- Use automation and orchestration to optimize incident response playbooks: FIs must minimize the load on their analysts by automating manual tasks, like collecting threat intelligence, sending emails, and more. This will enable them to focus on and recapturing high-priority incidents.
- Establish checkpoints for large fund transfers with manual inspection: There should be checkpoints for large fund transfers with the introduction of manual inspections. As we have seen in the case of multiple financial heists, there often a few spelling and formatting errors that could have been easily caught using manual inspection.
- Invest in Training: There is an array of challenges for security leaders to counter, which includes lack of skilled cybersecurity professionals, unprepared security operations team, and too much complexity of processes and technology. Indian FIs can implement some of the methodologies that are more inclined towards practical training approach, building a stronger security ecosystem right from academic training, and strengthening cross-functional training capabilities for incident response team alongside other measures.

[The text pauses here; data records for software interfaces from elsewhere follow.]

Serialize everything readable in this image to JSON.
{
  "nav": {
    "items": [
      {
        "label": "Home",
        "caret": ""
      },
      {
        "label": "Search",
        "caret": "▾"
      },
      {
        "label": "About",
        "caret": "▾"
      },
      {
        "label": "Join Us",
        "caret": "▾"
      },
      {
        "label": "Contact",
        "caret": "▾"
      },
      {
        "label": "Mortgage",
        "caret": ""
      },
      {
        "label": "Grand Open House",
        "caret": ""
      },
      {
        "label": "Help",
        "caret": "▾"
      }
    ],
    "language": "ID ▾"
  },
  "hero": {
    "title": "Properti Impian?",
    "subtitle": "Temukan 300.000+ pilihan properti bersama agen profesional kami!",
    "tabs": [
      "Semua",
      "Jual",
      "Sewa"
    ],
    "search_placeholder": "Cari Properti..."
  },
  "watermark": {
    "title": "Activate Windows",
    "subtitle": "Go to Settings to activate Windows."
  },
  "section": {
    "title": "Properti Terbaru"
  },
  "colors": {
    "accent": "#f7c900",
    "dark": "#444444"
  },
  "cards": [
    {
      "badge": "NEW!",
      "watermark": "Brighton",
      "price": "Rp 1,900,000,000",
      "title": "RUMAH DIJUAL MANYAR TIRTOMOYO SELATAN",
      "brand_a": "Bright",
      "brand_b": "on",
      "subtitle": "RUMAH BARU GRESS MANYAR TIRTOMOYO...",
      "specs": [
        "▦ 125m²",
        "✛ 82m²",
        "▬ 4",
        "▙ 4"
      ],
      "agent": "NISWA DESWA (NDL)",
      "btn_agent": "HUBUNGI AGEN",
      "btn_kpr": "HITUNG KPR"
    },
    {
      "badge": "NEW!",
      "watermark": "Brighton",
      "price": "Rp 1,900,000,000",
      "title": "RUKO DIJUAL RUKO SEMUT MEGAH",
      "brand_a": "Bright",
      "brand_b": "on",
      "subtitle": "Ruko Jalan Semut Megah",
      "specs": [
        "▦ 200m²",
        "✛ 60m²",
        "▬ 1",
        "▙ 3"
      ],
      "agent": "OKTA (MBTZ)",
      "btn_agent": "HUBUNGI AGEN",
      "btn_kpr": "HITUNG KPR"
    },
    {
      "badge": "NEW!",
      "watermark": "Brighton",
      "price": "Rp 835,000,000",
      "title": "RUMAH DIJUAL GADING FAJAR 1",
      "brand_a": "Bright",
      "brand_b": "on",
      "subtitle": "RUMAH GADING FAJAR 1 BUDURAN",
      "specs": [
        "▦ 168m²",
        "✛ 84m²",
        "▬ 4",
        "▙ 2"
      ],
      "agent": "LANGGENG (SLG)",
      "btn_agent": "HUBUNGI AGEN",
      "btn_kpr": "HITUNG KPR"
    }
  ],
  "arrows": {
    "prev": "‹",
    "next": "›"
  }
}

- Deploy security that can run on-premises in an air-gapped environment: While cloud security systems have many advantages, they may become a security risk. There have been cases where cloud based security systems have been compromised, and malicious actors were able to intercept sensitive customer data that was sent to the cloud based security system. It becomes imperative for financial institutes to deploy security solutions which are air-gap compatible.
- Formalized patch management program: It is imperative to regularly update all the applications, software, and operating systems for keeping vulnerabilities and misconfigurations in your IT infrastructure in check. Such updates often resolve vulnerabilities and threats that were previously not known.
By Rakesh Kharwal, Managing Director, India/South Asia & ASEAN, Cyberbit